Licorice is the most
widely used of all Chinese herbs. It is known as the "Grandfather of
Chinese herbs," and as the "Great Adjunct." It is used as a
harmonizing ingredient in a large number of Chinese herbal recipes and is
itself an excellent tonic and longevity herb. Chinese licorice root is said to
revitalize the “Center,” referring to the “middle burning
space,” and in particular to the digestive and assimilative functions
associated with the Spleen. It strikes a balance into the internal regions of
the body. Licorice is classically said to moderate harsher properties of other
herbs and substances. The “Great Adjunct” is said to aid all other
herbs in entering their respective meridians and is thus of tremendous
importance in the Chinese tonic herbal system. It is also believed that
licorice will clean the meridians and allow Qi to flow smoothly. It is also
widely claimed that licorice root supports flesh (muscle) and helps maintain a beautiful
(Tangerine) Peel is a digestant. It falls into the classical category of

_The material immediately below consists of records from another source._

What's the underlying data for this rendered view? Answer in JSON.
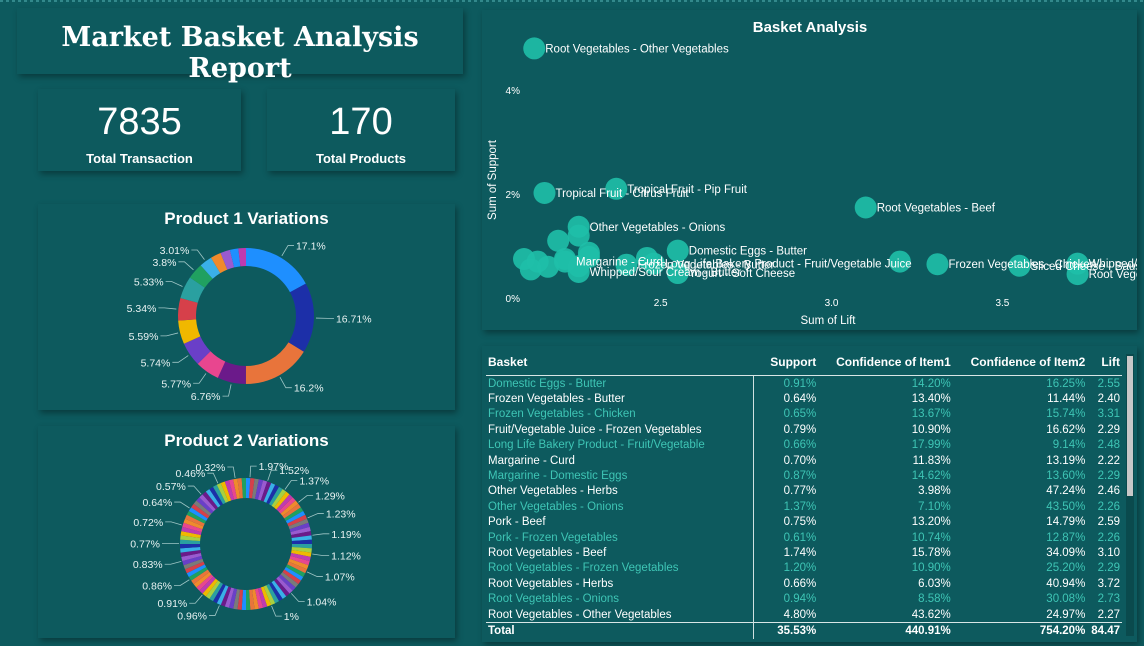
{
  "header": {
    "title": "Market Basket Analysis Report"
  },
  "kpis": {
    "total_transaction": {
      "value": "7835",
      "label": "Total Transaction"
    },
    "total_products": {
      "value": "170",
      "label": "Total Products"
    }
  },
  "donut1": {
    "title": "Product 1 Variations",
    "labels": [
      "17.1%",
      "16.71%",
      "16.2%",
      "6.76%",
      "5.77%",
      "5.74%",
      "5.59%",
      "5.34%",
      "5.33%",
      "3.8%",
      "3.01%"
    ],
    "values": [
      17.1,
      16.71,
      16.2,
      6.76,
      5.77,
      5.74,
      5.59,
      5.34,
      5.33,
      3.8,
      3.01,
      2.5,
      2.3,
      2.0,
      1.8
    ],
    "colors": [
      "#1e8fff",
      "#1c2fa8",
      "#e8743b",
      "#6b1a8a",
      "#e8468f",
      "#6a3fc8",
      "#f0b800",
      "#d6404a",
      "#2aa0a0",
      "#20a060",
      "#3ab0e8",
      "#f08a2c",
      "#9a5ad0",
      "#1e8fff",
      "#c03ab0"
    ]
  },
  "donut2": {
    "title": "Product 2 Variations",
    "labels": [
      "1.97%",
      "1.52%",
      "1.37%",
      "1.29%",
      "1.23%",
      "1.19%",
      "1.12%",
      "1.07%",
      "1.04%",
      "1%",
      "0.96%",
      "0.91%",
      "0.86%",
      "0.83%",
      "0.77%",
      "0.72%",
      "0.64%",
      "0.57%",
      "0.46%",
      "0.32%"
    ],
    "segment_count": 96,
    "palette": [
      "#1e8fff",
      "#1c2fa8",
      "#e8743b",
      "#6b1a8a",
      "#e8468f",
      "#6a3fc8",
      "#f0b800",
      "#d6404a",
      "#2aa0a0",
      "#20a060",
      "#3ab0e8",
      "#f08a2c",
      "#9a5ad0",
      "#c03ab0",
      "#7a7a7a",
      "#a8d040"
    ]
  },
  "chart_data": {
    "type": "scatter",
    "title": "Basket Analysis",
    "xlabel": "Sum of Lift",
    "ylabel": "Sum of Support",
    "xlim": [
      2.1,
      3.85
    ],
    "ylim": [
      0,
      5.0
    ],
    "xticks": [
      "2.5",
      "3.0",
      "3.5"
    ],
    "xtick_values": [
      2.5,
      3.0,
      3.5
    ],
    "yticks": [
      "0%",
      "2%",
      "4%"
    ],
    "ytick_values": [
      0,
      2,
      4
    ],
    "color": "#1fbfa8",
    "points": [
      {
        "x": 2.13,
        "y": 4.8,
        "label": "Root Vegetables - Other Vegetables"
      },
      {
        "x": 2.37,
        "y": 2.1,
        "label": "Tropical Fruit - Pip Fruit"
      },
      {
        "x": 2.16,
        "y": 2.02,
        "label": "Tropical Fruit - Citrus Fruit"
      },
      {
        "x": 2.26,
        "y": 1.37,
        "label": "Other Vegetables - Onions"
      },
      {
        "x": 2.55,
        "y": 0.91,
        "label": "Domestic Eggs - Butter"
      },
      {
        "x": 3.1,
        "y": 1.74,
        "label": "Root Vegetables - Beef"
      },
      {
        "x": 3.72,
        "y": 0.66,
        "label": "Whipped/Sour Cream - Berries"
      },
      {
        "x": 2.22,
        "y": 0.7,
        "label": "Margarine - Curd"
      },
      {
        "x": 2.48,
        "y": 0.66,
        "label": "Long Life Bakery Product - Fruit/Vegetable Juice"
      },
      {
        "x": 3.55,
        "y": 0.62,
        "label": "Sliced Cheese - Sausage"
      },
      {
        "x": 2.26,
        "y": 0.5,
        "label": "Whipped/Sour Cream - Butter"
      },
      {
        "x": 3.72,
        "y": 0.46,
        "label": "Root Vegetables - Herbs"
      },
      {
        "x": 2.4,
        "y": 0.64,
        "label": "Frozen Vegetables - Butter"
      },
      {
        "x": 2.55,
        "y": 0.48,
        "label": "Yogurt - Soft Cheese"
      },
      {
        "x": 3.31,
        "y": 0.65,
        "label": "Frozen Vegetables - Chicken"
      },
      {
        "x": 2.29,
        "y": 0.79,
        "label": ""
      },
      {
        "x": 2.22,
        "y": 0.75,
        "label": ""
      },
      {
        "x": 2.29,
        "y": 0.87,
        "label": ""
      },
      {
        "x": 2.46,
        "y": 0.77,
        "label": ""
      },
      {
        "x": 2.26,
        "y": 1.2,
        "label": ""
      },
      {
        "x": 2.26,
        "y": 0.61,
        "label": ""
      },
      {
        "x": 2.14,
        "y": 0.7,
        "label": ""
      },
      {
        "x": 2.1,
        "y": 0.75,
        "label": ""
      },
      {
        "x": 2.17,
        "y": 0.6,
        "label": ""
      },
      {
        "x": 2.12,
        "y": 0.55,
        "label": ""
      },
      {
        "x": 2.2,
        "y": 1.1,
        "label": ""
      },
      {
        "x": 3.2,
        "y": 0.7,
        "label": ""
      }
    ]
  },
  "table": {
    "columns": [
      "Basket",
      "Support",
      "Confidence of Item1",
      "Confidence of Item2",
      "Lift"
    ],
    "rows": [
      [
        "Domestic Eggs - Butter",
        "0.91%",
        "14.20%",
        "16.25%",
        "2.55"
      ],
      [
        "Frozen Vegetables - Butter",
        "0.64%",
        "13.40%",
        "11.44%",
        "2.40"
      ],
      [
        "Frozen Vegetables - Chicken",
        "0.65%",
        "13.67%",
        "15.74%",
        "3.31"
      ],
      [
        "Fruit/Vegetable Juice - Frozen Vegetables",
        "0.79%",
        "10.90%",
        "16.62%",
        "2.29"
      ],
      [
        "Long Life Bakery Product - Fruit/Vegetable",
        "0.66%",
        "17.99%",
        "9.14%",
        "2.48"
      ],
      [
        "Margarine - Curd",
        "0.70%",
        "11.83%",
        "13.19%",
        "2.22"
      ],
      [
        "Margarine - Domestic Eggs",
        "0.87%",
        "14.62%",
        "13.60%",
        "2.29"
      ],
      [
        "Other Vegetables - Herbs",
        "0.77%",
        "3.98%",
        "47.24%",
        "2.46"
      ],
      [
        "Other Vegetables - Onions",
        "1.37%",
        "7.10%",
        "43.50%",
        "2.26"
      ],
      [
        "Pork - Beef",
        "0.75%",
        "13.20%",
        "14.79%",
        "2.59"
      ],
      [
        "Pork - Frozen Vegetables",
        "0.61%",
        "10.74%",
        "12.87%",
        "2.26"
      ],
      [
        "Root Vegetables - Beef",
        "1.74%",
        "15.78%",
        "34.09%",
        "3.10"
      ],
      [
        "Root Vegetables - Frozen Vegetables",
        "1.20%",
        "10.90%",
        "25.20%",
        "2.29"
      ],
      [
        "Root Vegetables - Herbs",
        "0.66%",
        "6.03%",
        "40.94%",
        "3.72"
      ],
      [
        "Root Vegetables - Onions",
        "0.94%",
        "8.58%",
        "30.08%",
        "2.73"
      ],
      [
        "Root Vegetables - Other Vegetables",
        "4.80%",
        "43.62%",
        "24.97%",
        "2.27"
      ]
    ],
    "total": [
      "Total",
      "35.53%",
      "440.91%",
      "754.20%",
      "84.47"
    ]
  }
}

“Qi regulating” herbs --- that is, herbs that help Qi to move
smoothly and to help prevent digestive stagnation. It is not a tonic herb, but
is often used in tonic formulations to improve their function by circulating Qi.
Sometimes strong Qi herbs, such as those being used in Qi Drops, can result in
minor stagnation in the digestive tract if a Qi regulating herb is not included
in the formula. Aged Citrus (Tangerine) Peel is VERY effective at moving Qi.
Traditional Function: Qi tonic, supports the immune system*
Who can use it? Anyone
Specifications: 2 fl.
Astragalus root, Gynostemma
leaf, Chinese Ginseng root, Eleuthero root, Codonopsis root, Tibetan Rhodiola
root, Bai-zhu Atractylodes
rhizome, Chinese Yam rhizome, Polygonatum root,
Chinese Licorice root, Aged Tangerine rind.
Other Ingredients: water, alcohol.
droppers per day or as directed by your health care practitioner.
Remember Ron Teeguarden’s
“First Rule of Tonic Herbalism,” summed up in a single word –
If you don’t take the herbs, they won’t work.”
statements have not been evaluated by the FDA. This product is not intended
diagnose, treat, cure
or prevent any disease.